Seeing distant objects clearly is difficult for people with myopia, aka nearsightedness. Objects that are farther than a few inches or a few feet away look blurry and trying to focus on them can cause fatigue, excessive eyestrain, headaches and squinting. Everyday activities, like driving and sports, become difficult as the quality of vision detracts from enjoying life. If this sounds like your vision condition, you're not alone.
Myopia is a common vision condition, affecting nearly 30 percent of the U.S. population. It tends to run in families, typically beginning in early adolescence, progressing with age, and stabilizing in young adults. In Up Close with Nearsightedness, a VSP eye doctor recalls one young patient's struggle with myopia.

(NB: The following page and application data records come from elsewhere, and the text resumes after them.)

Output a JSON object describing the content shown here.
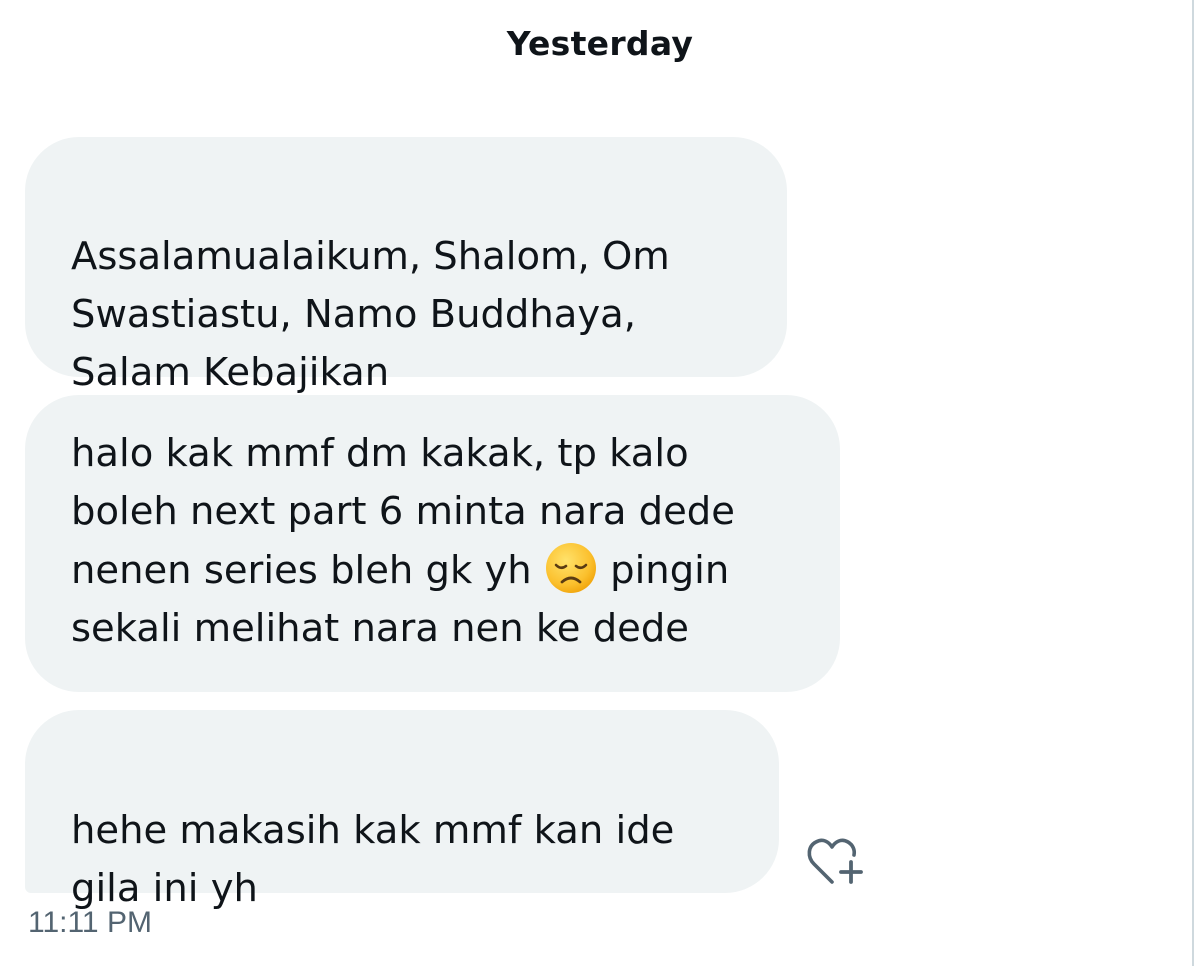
{
  "conversation": {
    "date_header": "Yesterday",
    "messages": [
      {
        "text": "Assalamualaikum, Shalom, Om\nSwastiastu, Namo Buddhaya,\nSalam Kebajikan"
      },
      {
        "text_before_emoji": "halo kak mmf dm kakak, tp kalo\nboleh next part 6 minta nara dede\nnenen series bleh gk yh ",
        "emoji": "disappointed-face-emoji",
        "text_after_emoji": " pingin\nsekali melihat nara nen ke dede"
      },
      {
        "text": "hehe makasih kak mmf kan ide\ngila ini yh"
      }
    ],
    "timestamp": "11:11 PM",
    "react_icon": "heart-plus-icon"
  },
  "colors": {
    "bubble_bg": "#eff3f4",
    "text": "#0f1419",
    "muted": "#536471",
    "rule": "#cfd9de"
  }
}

Like other refractive errors, myopia is a vision problem that occurs when the shape of the eye keeps you from focusing well. In a normally shaped eye, light rays that enter the eye are focused directly on the retina (the layer of tissue at the back of the inner eye). In eyes that are nearsighted, light is focused only in front of the retina or before it reaches the retina. To correct myopia, a lens that is thinner at the center than at the edges is used to direct light away from the center of the retina, moving the focal point of light back so it reaches the retina.

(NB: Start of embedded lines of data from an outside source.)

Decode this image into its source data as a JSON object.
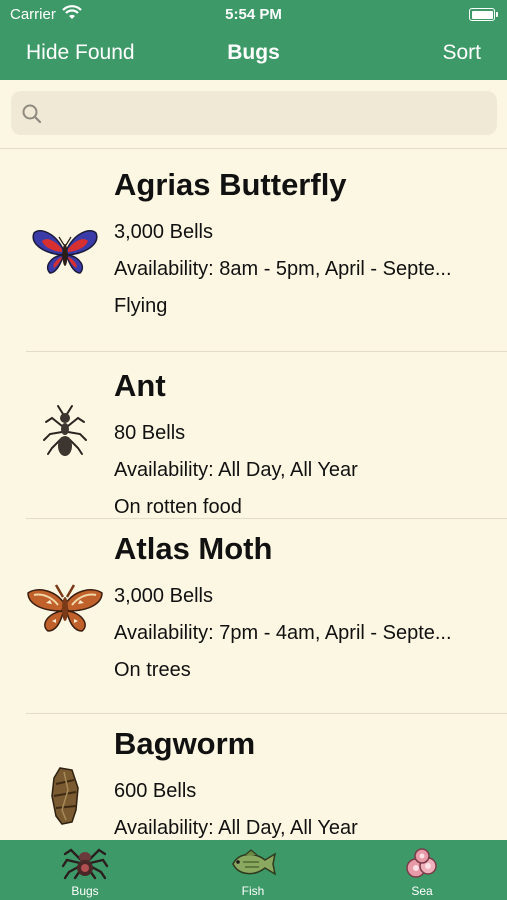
{
  "status": {
    "carrier": "Carrier",
    "time": "5:54 PM"
  },
  "nav": {
    "left": "Hide Found",
    "title": "Bugs",
    "right": "Sort"
  },
  "search": {
    "placeholder": "",
    "value": ""
  },
  "bugs": [
    {
      "name": "Agrias Butterfly",
      "price": "3,000 Bells",
      "availability": "Availability: 8am - 5pm, April - Septe...",
      "location": "Flying",
      "icon": "agrias-butterfly-icon"
    },
    {
      "name": "Ant",
      "price": "80 Bells",
      "availability": "Availability: All Day, All Year",
      "location": "On rotten food",
      "icon": "ant-icon"
    },
    {
      "name": "Atlas Moth",
      "price": "3,000 Bells",
      "availability": "Availability: 7pm - 4am, April - Septe...",
      "location": "On trees",
      "icon": "atlas-moth-icon"
    },
    {
      "name": "Bagworm",
      "price": "600 Bells",
      "availability": "Availability: All Day, All Year",
      "location": "",
      "icon": "bagworm-icon"
    }
  ],
  "tabs": [
    {
      "label": "Bugs",
      "icon": "tarantula-icon"
    },
    {
      "label": "Fish",
      "icon": "fish-icon"
    },
    {
      "label": "Sea",
      "icon": "sea-creature-icon"
    }
  ],
  "colors": {
    "accent": "#3d9a68",
    "background": "#fcf7e3",
    "search": "#efe9d6"
  }
}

Myopia is easily corrected with eyeglasses and/or contact lenses that refocus light rays onto the retina of the eye. Surgical options such as LASIK and PRK can also correct myopia, but there are risks involved and not everyone is a good candidate for laser eye surgery. If blurred distance vision is caused by muscle spasms in the eye, vision therapy exercises can be practiced to improve poor vision.
A comprehensive eye exam by a VSP eye doctor will provide you with the eye tests necessary to determine if you are nearsighted. Your eye doctor will tell you which treatment - corrective lenses, surgery, vision therapy, or a combination of treatments – is right for you. If you or your child exhibits symptoms of myopia, schedule an appointment with your eye doctor for early treatment.